**Task to complete**
Go through the data and tally the lines that hold the string "magnifier". Reply with the total alone.
----- Records provided -----
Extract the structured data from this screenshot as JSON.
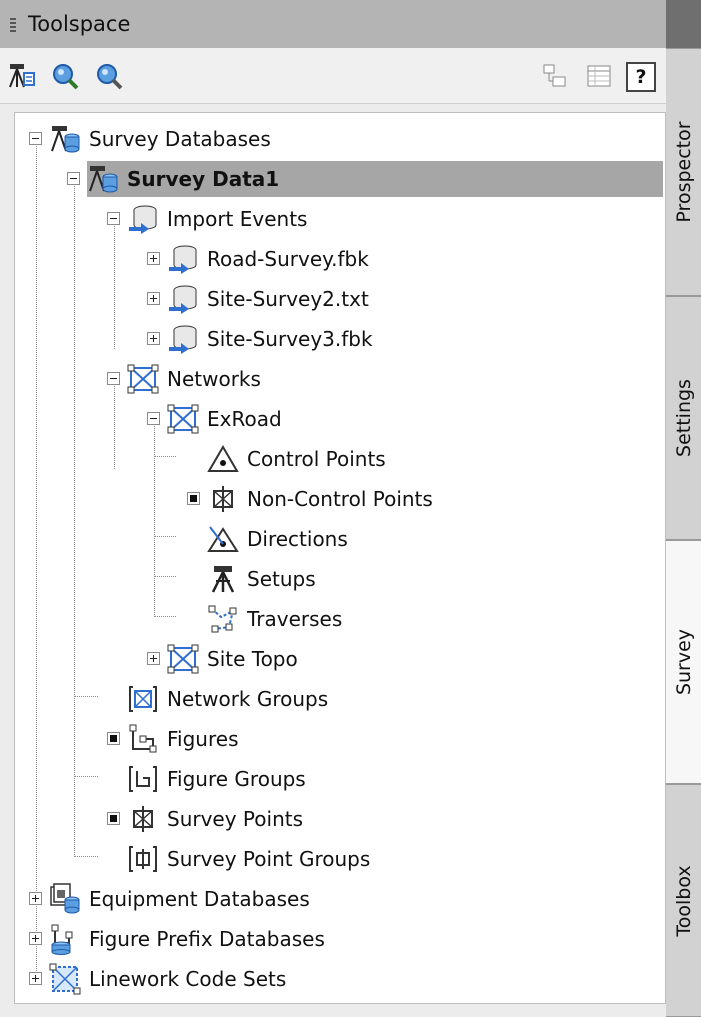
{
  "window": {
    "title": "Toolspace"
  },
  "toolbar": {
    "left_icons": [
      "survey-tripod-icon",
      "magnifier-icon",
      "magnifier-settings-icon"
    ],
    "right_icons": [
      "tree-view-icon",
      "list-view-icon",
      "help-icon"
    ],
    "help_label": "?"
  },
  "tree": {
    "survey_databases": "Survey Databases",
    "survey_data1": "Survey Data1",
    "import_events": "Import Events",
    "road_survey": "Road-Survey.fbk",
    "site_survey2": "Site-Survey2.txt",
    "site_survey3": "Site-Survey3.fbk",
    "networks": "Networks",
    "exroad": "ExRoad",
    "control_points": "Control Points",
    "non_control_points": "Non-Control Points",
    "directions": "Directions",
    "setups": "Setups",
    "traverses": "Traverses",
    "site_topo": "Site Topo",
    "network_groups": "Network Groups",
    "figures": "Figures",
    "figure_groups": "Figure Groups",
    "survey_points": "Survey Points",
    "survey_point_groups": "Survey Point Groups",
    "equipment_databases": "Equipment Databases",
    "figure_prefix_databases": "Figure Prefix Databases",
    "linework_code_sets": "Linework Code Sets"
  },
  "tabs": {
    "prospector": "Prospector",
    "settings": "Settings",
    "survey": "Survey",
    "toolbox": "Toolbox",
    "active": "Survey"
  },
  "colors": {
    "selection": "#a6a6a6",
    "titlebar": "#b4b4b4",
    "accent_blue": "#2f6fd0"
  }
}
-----
**The answer**
2